Jesus, of course, is the gatekeeper for Christianity. But as he did so often in ministry, he turned the role upside-down.

Instead of us going to him for admission to the kingdom, he first comes to us. It is as if the coolest kid in school showed up at your door one day and said, “You’re going to run with me and my crew.”

Jesus’ baptism was an act of solidarity with humanity. Undergoing baptism signaled God’s intention to save us from our deserved eternal deaths. It also was in many ways his first step toward the cross.

Jesus also was saying he would handle the admission requirements for us. Only someone holy and pure could pass the test, and we didn’t stand a chance.

It is only because of Jesus’ work that we can undergo baptism ourselves to establish our eternal, unchanging identities as children of God. We ride our older brother’s linen coattails into membership in the kingdom of heaven.

And of course, like any group we desire to join, there are benefits. It is a truly beautiful thing when we gather to worship the one who saves us, remember who we are, and then behave accordingly.

A Holy Interruption

Luke 15:11-32

Let me talk for a few minutes, and then y’all help me with this one. Those of you who are reading this online are welcome to comment, of course.

We have before us what is probably Jesus’ most popular parable. The parable of the prodigal son, a young man we might today describe as a “wild child,” is a rich metaphor of God’s grace, a story we could unpack section by section for weeks.

It also is a good follow-up to last week’s Bible text and sermon, which reminded us of the need for vigilance in the face of sin. This week, we’re shown how God responds when we step away from sin and its sidekick, death.

You probably know how the parable of the prodigal son goes. The snot-nosed little punk wanted his way—now—and asked for his inheritance, implying to his father, “I wish you were dead.” Surprisingly, Dad complied; the son left to try a little “dissolute living.”

Any of you tried that? It’s fun until the money runs out.

The money ran out. The snot-nosed little punk was left with not so much as a hankie to his name, and ended up working at the nastiest job a Jew could perform, the feeding of pigs.

The reality of the pig sty was sobering; the NRSV says he “came to himself.” Hank Williams had not yet written “I Saw the Light,” but the filthy, mud-caked—wait, is that mud?—young man must have been humming a Jewish version of it as he headed home.

On the way, the rehearsal began. He had to let his father know he was sorry; he had to show proper repentance. “Father, I have sinned against heaven and before you; I am no longer worthy to be called your son; treat me like one of your hired hands.” I’m sure he practiced that act of repentance not once, but dozens of times, on the long walk home.
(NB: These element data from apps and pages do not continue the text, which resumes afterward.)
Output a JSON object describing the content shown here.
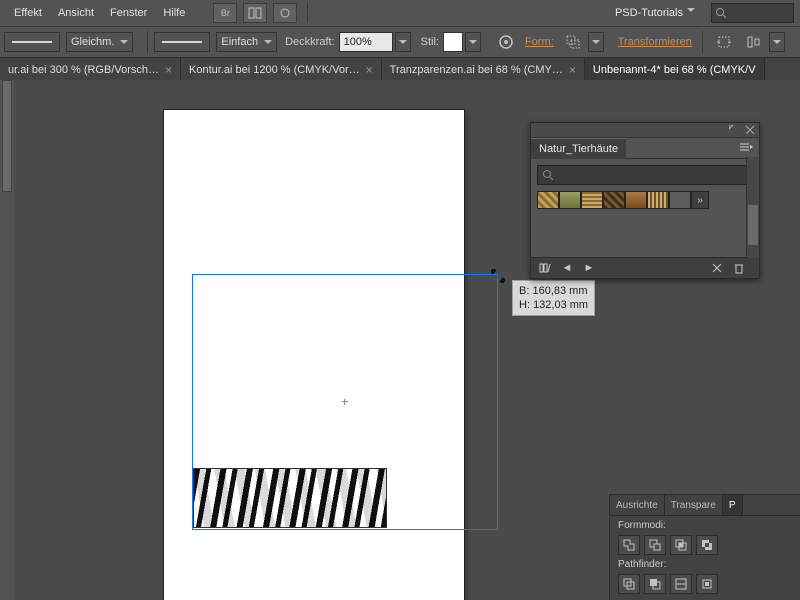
{
  "menubar": {
    "items": [
      "Effekt",
      "Ansicht",
      "Fenster",
      "Hilfe"
    ],
    "psd": "PSD-Tutorials"
  },
  "options": {
    "stroke_mode": "Gleichm.",
    "brush_mode": "Einfach",
    "opacity_label": "Deckkraft:",
    "opacity_value": "100%",
    "style_label": "Stil:",
    "form_label": "Form:",
    "transform_label": "Transformieren"
  },
  "tabs": [
    {
      "label": "ur.ai bei 300 % (RGB/Vorsch…",
      "active": false
    },
    {
      "label": "Kontur.ai bei 1200 % (CMYK/Vor…",
      "active": false
    },
    {
      "label": "Tranzparenzen.ai bei 68 % (CMY…",
      "active": false
    },
    {
      "label": "Unbenannt-4* bei 68 % (CMYK/V",
      "active": true
    }
  ],
  "tooltip": {
    "w_label": "B:",
    "w_val": "160,83 mm",
    "h_label": "H:",
    "h_val": "132,03 mm"
  },
  "panel": {
    "title": "Natur_Tierhäute"
  },
  "dock": {
    "tabs": [
      "Ausrichte",
      "Transpare",
      "P"
    ],
    "sections": [
      {
        "label": "Formmodi:"
      },
      {
        "label": "Pathfinder:"
      }
    ]
  }
}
Rembrandt's Prodigal Son

Rembrandt’s Prodigal Son

God—excuse me, I mean, Dad—saw him coming from far away. That means God—whoops, there I go again—that means Dad was scanning the horizon day after day, seeking his beloved child’s return. Are you seeing this: The rude, filthy child finally turned toward home, and Dad ran to him.

The son tried to get the words of repentance out. He started them, but he never made it as far as his offer to work as a hired hand. Dad was already calling for robe, ring, sandals and banquet, presumably all to be preceded by a bath. A celebration was in order!

“This son of mine was dead and is alive again,” the father said. “He was lost and is found!”

There’s more to the story, of course. There’s an older brother, filled with anger and jealousy when he sees the father’s ridiculously gracious response. Today we’ll just acknowledge that such people are out there. Don’t be one, and don’t let them bring you down.

Let’s instead focus on this repentance interrupted, this grace that tackles us and wraps us in love before we can even finish our “I’m sorry.” We are all deserving of death. We’ve all been snot-nosed punks who at some point wanted our own way rather than God’s way. But God grabs us, God restores us. All we have to do is head for home.

When did you receive the ring, robe and sandals? What was your banquet like?

And if you’ve not yet gotten them, do you want them? Turn toward the risen Christ, and see him running toward you.